Before, the war was considered to be against the army and not its people. However, after 1914, this view changed and became acceleration for barbarism. According to Hobsbawm, WWI was considered barbaric because of massive murdering of civilians and because it was the first war. From 1920 s till the end of WWII, government officials, such as Hitler and Stalin represented barbarism.
WWII, according to him, was the greatest school of barbarism of all. Social revolution and colonial rebellion, according to him, were also barbaric because of superiority and inferiority between people. He also believes that more current civil wars occurred as a result of social and political breakdowns, which result in barbarism because of weaken in decency. Khaykina 2 I agree with the author s point of view on the fact that barbarism is not something we ought to learn. It s something we have adopted from the society we live in and the values established by our ancestors. There is no crueler torture in my mind that a human being could experience, than what the Jews experienced during the Holocaust in WWII.

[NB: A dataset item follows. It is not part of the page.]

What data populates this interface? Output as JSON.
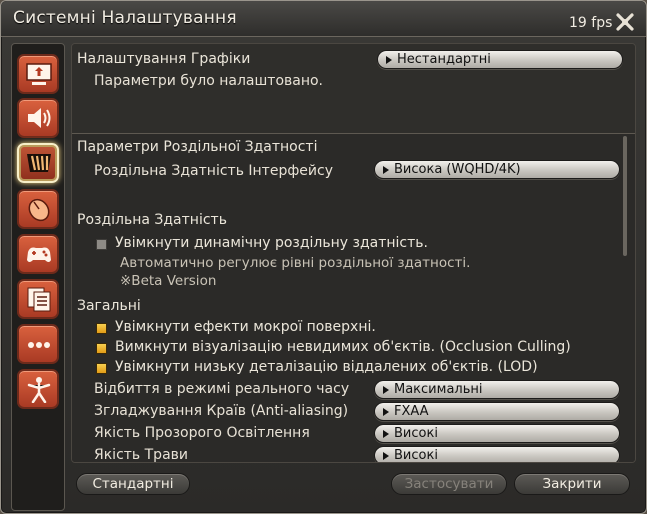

The Holocaust was an action by Hitler, wh was a decision-maker, according to the author, whose actions were considered to be barbarous. Since the Holocaust, Jews were disliked in many countries in Europe and of course in Russia, where I came from. I personally experienced the hatred, being a junior high school student back in Russia. I was one of the very few kids in my school who were Jewish and constant brutal remarks have never escaped my mind for so many years. I am not very religious and even when I m asked my nationality, I always answer I m Russian. However, it s very disturbing for me to hear about the barbaric ways the Jews were treated and the hatred that continues to exist in the twentieth century.

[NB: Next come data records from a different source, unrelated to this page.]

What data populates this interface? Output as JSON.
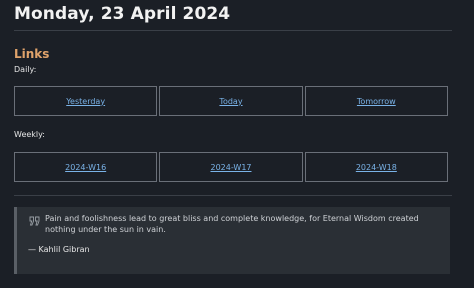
{
  "page": {
    "title": "Monday, 23 April 2024"
  },
  "links": {
    "heading": "Links",
    "daily_label": "Daily:",
    "daily": [
      "Yesterday",
      "Today",
      "Tomorrow"
    ],
    "weekly_label": "Weekly:",
    "weekly": [
      "2024-W16",
      "2024-W17",
      "2024-W18"
    ]
  },
  "quote": {
    "icon": "quote-icon",
    "text": "Pain and foolishness lead to great bliss and complete knowledge, for Eternal Wisdom created nothing under the sun in vain.",
    "author": "— Kahlil Gibran"
  },
  "colors": {
    "background": "#1b1f26",
    "heading_accent": "#e0a36b",
    "link": "#7ab3e8",
    "quote_background": "#2a2f35"
  }
}
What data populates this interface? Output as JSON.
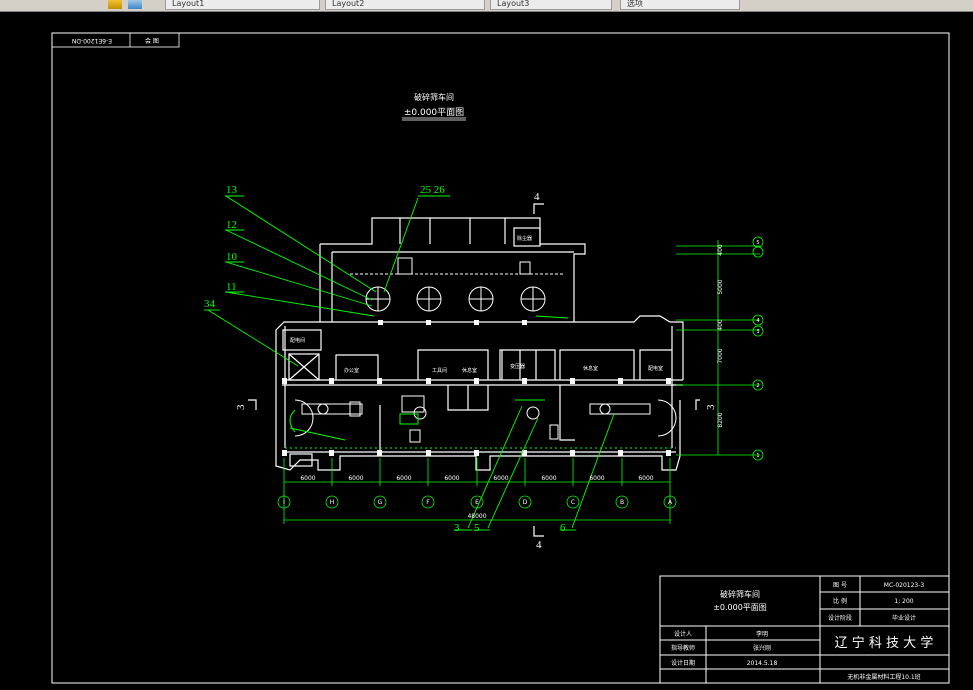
{
  "toolbar": {
    "tabs": [
      "Layout1",
      "Layout2",
      "Layout3",
      "选项"
    ],
    "icons": [
      "layer-icon",
      "properties-icon"
    ]
  },
  "drawing_frame": {
    "stamp_top_left": "E-6E1200-DN",
    "stamp_top_right": "会 图"
  },
  "plan": {
    "title_line1": "破碎筛车间",
    "title_line2": "±0.000平面图",
    "leaders_left": [
      "13",
      "12",
      "10",
      "11",
      "34"
    ],
    "leader_top": "25 26",
    "section_top": "4",
    "section_bottom": "4",
    "section_left": "3",
    "section_right": "3",
    "leaders_bottom": [
      "3",
      "5",
      "6"
    ],
    "spans": [
      "6000",
      "6000",
      "6000",
      "6000",
      "6000",
      "6000",
      "6000",
      "6000"
    ],
    "total_width": "48000",
    "axis_labels": [
      "I",
      "H",
      "G",
      "F",
      "E",
      "D",
      "C",
      "B",
      "A"
    ],
    "right_dims": [
      "400",
      "5000",
      "400",
      "7000",
      "8200"
    ],
    "room_labels": [
      "除尘器",
      "配电间",
      "办公室",
      "工具间",
      "休息室",
      "变压器",
      "休息室",
      "配电室"
    ],
    "grid_right_marks": [
      "5",
      "4",
      "3",
      "2",
      "1"
    ]
  },
  "title_block": {
    "drawing_title_line1": "破碎筛车间",
    "drawing_title_line2": "±0.000平面图",
    "rows_left": [
      {
        "label": "设计人",
        "value": "李明"
      },
      {
        "label": "指导教师",
        "value": "张兴刚"
      },
      {
        "label": "设计日期",
        "value": "2014.5.18"
      }
    ],
    "rows_right": [
      {
        "label": "图 号",
        "value": "MC-020123-3"
      },
      {
        "label": "比 例",
        "value": "1: 200"
      },
      {
        "label": "设计阶段",
        "value": "毕业设计"
      }
    ],
    "university": "辽 宁 科 技 大 学",
    "class": "无机非金属材料工程10.1班"
  }
}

Therefore, the author s point of view on barbarism passing on and increasing during the twentieth century is certainly something to agree with, especially being a part of the inferior group in my country.